◆ **Exercise inputs**:
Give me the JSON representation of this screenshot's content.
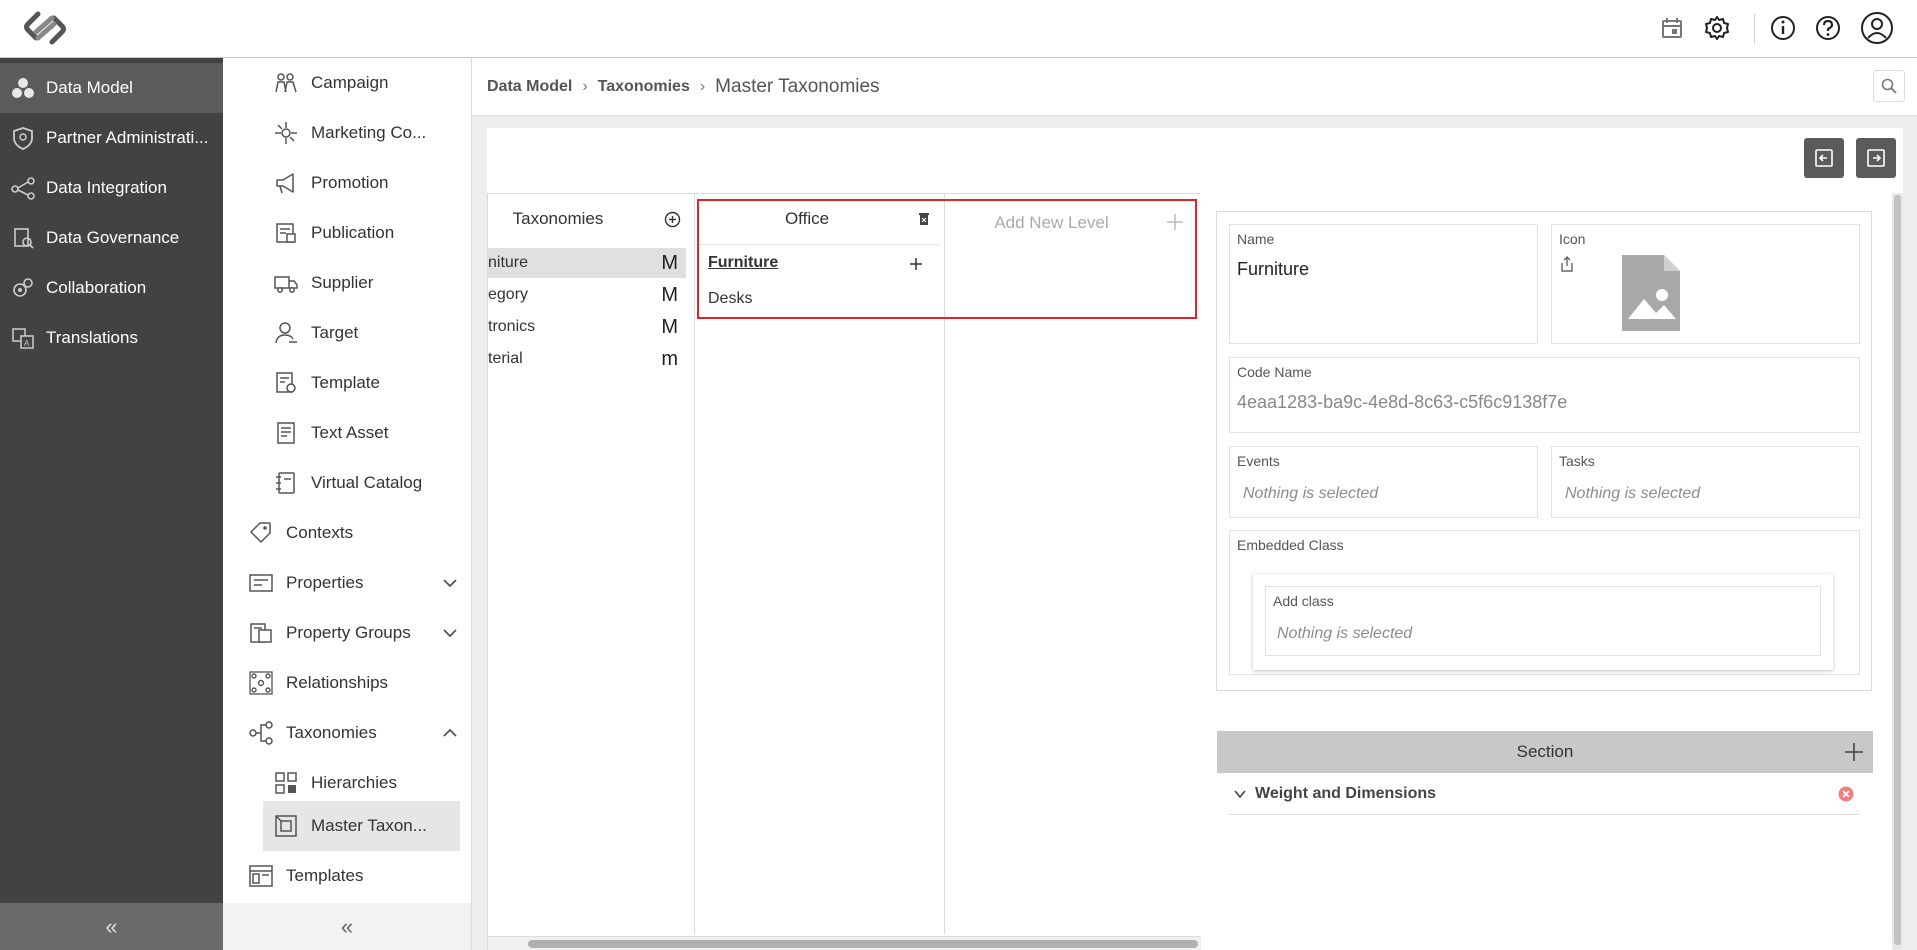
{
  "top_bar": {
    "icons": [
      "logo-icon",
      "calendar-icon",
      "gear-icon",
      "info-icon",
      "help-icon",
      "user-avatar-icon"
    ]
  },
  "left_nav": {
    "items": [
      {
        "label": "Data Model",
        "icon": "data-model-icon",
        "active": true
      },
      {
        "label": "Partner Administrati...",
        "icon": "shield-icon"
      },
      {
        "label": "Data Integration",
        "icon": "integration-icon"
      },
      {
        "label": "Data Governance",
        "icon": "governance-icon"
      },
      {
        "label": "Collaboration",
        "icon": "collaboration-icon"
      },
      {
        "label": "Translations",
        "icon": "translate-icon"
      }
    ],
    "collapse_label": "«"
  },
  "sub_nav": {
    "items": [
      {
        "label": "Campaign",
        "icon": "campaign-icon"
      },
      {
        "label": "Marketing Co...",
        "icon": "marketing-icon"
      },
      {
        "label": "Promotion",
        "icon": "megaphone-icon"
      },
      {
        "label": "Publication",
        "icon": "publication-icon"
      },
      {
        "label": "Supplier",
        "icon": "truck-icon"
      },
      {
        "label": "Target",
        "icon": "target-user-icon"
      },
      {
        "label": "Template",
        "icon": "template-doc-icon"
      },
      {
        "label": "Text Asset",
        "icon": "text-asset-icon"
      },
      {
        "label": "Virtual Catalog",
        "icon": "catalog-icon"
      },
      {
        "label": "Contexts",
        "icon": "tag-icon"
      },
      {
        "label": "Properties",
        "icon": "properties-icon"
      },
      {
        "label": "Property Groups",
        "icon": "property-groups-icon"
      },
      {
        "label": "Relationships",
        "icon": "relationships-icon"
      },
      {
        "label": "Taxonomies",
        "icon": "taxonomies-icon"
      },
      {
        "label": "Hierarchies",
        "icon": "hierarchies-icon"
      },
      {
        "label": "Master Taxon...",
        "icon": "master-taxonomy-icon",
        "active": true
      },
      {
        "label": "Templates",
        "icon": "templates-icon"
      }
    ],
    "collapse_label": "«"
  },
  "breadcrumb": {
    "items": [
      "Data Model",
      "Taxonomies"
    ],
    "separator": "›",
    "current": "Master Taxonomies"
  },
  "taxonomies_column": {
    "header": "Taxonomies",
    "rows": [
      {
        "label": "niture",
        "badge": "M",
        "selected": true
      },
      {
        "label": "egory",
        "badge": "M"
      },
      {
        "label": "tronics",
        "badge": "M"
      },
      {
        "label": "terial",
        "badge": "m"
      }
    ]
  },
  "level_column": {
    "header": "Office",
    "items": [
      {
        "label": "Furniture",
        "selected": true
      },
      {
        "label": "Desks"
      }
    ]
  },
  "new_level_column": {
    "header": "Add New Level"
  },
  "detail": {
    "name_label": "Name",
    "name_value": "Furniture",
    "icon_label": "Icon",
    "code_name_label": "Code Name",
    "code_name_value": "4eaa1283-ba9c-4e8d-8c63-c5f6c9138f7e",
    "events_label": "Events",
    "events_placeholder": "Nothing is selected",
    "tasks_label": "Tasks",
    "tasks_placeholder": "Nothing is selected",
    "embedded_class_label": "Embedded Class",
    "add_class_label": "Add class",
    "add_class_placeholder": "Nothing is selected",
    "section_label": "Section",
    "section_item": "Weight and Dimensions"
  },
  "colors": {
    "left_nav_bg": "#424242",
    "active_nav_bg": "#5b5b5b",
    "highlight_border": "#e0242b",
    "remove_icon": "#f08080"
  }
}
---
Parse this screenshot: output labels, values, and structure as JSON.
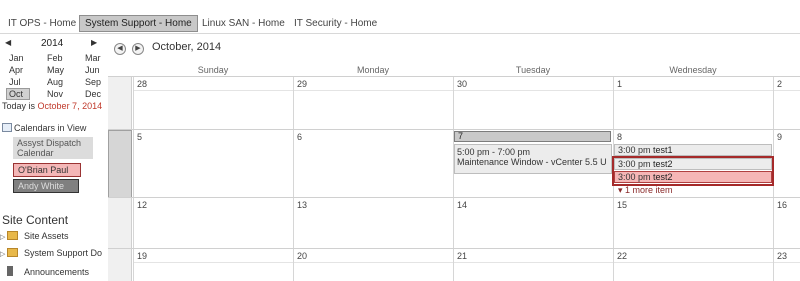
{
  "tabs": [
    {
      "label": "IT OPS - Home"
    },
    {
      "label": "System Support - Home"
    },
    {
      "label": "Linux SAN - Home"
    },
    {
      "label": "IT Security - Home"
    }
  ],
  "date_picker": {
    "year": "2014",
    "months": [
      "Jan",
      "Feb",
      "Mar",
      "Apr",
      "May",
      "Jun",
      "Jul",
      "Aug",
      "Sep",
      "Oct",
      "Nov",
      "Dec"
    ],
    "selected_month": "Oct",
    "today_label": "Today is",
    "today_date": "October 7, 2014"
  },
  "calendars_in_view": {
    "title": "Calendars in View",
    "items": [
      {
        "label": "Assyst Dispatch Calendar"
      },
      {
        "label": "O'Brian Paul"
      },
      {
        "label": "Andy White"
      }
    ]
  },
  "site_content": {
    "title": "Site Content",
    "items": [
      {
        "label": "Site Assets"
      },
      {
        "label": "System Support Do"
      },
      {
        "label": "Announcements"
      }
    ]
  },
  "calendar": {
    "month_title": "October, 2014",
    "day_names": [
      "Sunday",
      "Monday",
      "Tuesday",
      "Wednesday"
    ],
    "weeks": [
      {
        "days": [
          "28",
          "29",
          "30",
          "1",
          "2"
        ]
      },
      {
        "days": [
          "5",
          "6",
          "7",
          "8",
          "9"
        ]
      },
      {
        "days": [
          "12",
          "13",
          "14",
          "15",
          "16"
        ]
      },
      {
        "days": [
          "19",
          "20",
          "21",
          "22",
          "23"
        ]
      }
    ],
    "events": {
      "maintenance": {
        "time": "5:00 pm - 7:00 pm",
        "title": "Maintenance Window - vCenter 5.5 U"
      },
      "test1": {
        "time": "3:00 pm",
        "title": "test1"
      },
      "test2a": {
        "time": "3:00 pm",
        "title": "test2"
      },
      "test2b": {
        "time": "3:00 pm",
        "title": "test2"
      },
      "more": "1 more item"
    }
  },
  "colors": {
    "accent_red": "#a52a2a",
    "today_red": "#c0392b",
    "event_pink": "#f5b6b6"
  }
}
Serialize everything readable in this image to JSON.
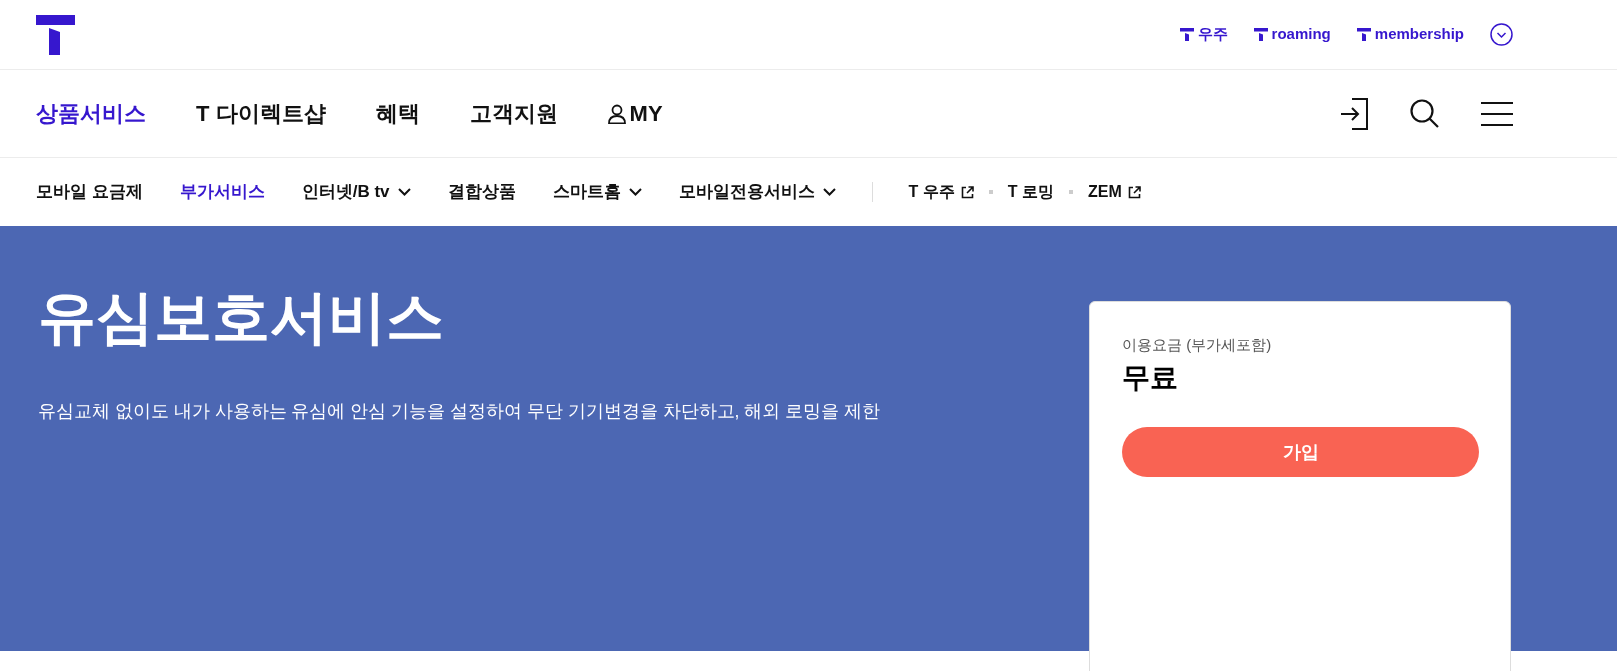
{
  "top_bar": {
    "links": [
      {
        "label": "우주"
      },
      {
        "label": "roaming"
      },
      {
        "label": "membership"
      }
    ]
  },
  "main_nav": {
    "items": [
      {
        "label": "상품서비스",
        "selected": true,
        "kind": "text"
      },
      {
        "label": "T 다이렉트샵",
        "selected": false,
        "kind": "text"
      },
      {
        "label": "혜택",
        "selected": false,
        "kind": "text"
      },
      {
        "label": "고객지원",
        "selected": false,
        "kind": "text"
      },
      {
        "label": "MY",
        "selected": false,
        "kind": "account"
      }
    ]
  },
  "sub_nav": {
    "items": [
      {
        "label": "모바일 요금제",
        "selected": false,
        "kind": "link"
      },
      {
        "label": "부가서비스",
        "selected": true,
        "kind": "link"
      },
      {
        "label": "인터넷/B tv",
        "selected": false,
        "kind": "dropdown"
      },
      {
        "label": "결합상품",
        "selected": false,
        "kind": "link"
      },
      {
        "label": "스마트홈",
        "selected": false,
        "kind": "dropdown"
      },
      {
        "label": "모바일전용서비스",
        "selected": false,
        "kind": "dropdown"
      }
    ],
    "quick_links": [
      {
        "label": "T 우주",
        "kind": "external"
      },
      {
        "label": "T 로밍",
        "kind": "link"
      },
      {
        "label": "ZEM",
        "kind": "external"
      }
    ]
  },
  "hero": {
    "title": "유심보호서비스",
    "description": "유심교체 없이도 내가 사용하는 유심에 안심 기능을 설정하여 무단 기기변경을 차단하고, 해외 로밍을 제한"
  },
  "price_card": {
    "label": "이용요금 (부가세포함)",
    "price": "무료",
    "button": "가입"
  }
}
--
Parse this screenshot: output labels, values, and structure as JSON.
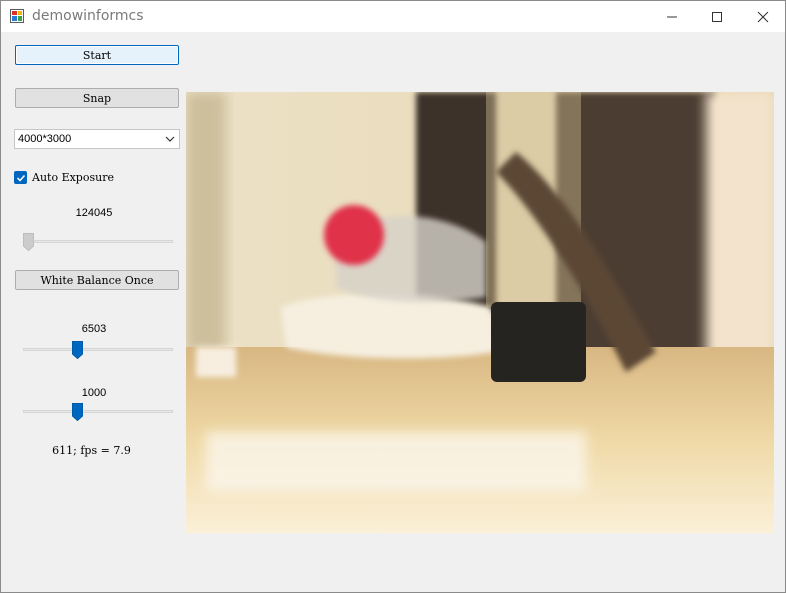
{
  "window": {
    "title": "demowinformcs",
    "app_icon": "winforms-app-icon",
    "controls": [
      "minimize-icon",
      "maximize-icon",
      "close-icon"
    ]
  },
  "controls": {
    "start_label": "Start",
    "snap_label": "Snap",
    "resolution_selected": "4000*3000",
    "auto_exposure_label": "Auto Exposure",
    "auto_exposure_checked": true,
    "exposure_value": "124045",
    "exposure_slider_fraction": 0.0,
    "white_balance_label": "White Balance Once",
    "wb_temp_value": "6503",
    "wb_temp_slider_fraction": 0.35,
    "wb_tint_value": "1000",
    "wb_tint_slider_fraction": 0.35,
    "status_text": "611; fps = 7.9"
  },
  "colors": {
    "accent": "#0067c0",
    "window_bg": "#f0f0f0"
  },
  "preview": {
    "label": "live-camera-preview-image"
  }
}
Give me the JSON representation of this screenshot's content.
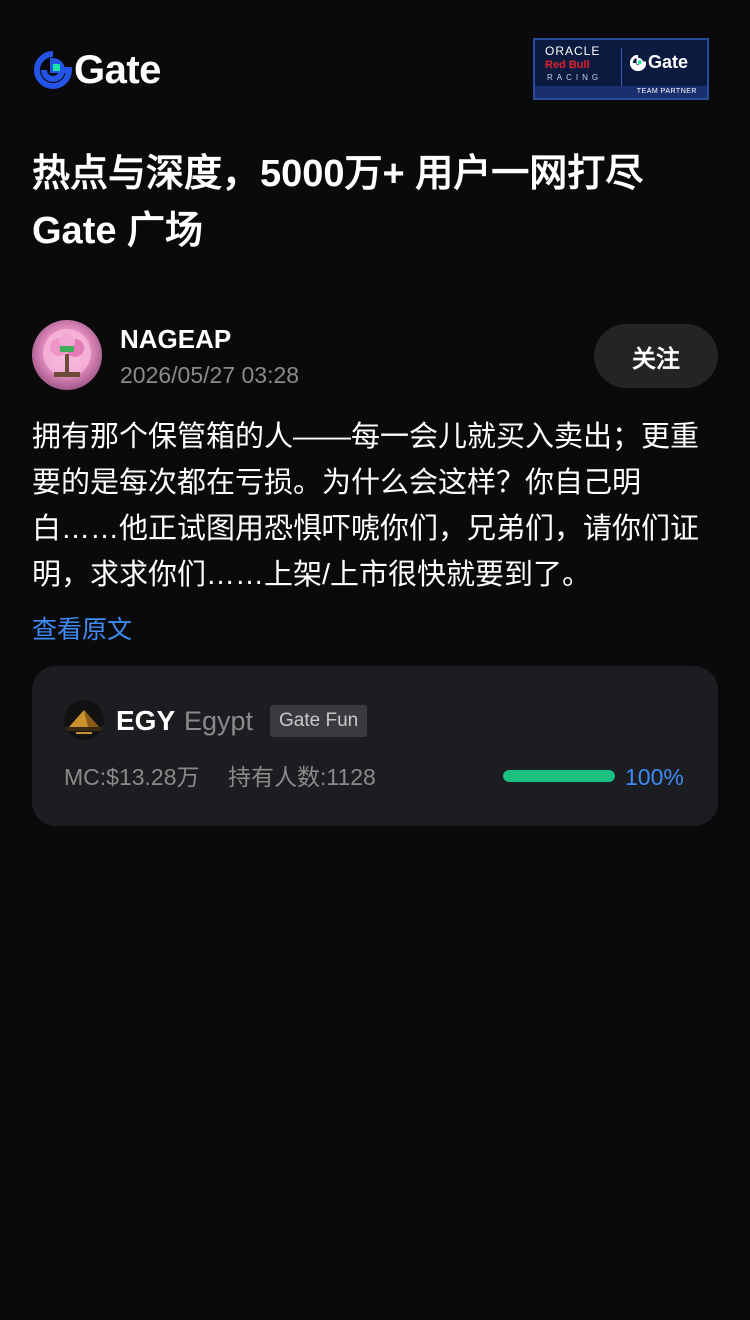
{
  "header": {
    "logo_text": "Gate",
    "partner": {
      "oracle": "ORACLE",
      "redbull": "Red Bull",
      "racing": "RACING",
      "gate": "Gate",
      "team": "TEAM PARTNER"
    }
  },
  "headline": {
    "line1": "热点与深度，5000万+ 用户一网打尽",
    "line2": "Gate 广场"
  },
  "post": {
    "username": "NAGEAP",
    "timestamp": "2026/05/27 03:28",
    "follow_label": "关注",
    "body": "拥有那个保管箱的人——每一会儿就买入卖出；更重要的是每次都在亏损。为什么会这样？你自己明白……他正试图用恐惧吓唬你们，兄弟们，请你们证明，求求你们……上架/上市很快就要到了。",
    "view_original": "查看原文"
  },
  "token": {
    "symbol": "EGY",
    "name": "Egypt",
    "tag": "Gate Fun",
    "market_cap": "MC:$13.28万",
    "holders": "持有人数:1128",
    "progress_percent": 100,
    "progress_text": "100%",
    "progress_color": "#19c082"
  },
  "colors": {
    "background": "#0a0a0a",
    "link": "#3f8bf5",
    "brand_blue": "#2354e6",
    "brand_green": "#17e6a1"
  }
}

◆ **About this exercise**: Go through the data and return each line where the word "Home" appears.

◆ **Answer box**:
      "label": "IT OPS - Home"
      "label": "System Support - Home"
      "label": "Linux SAN - Home"
      "label": "IT Security - Home"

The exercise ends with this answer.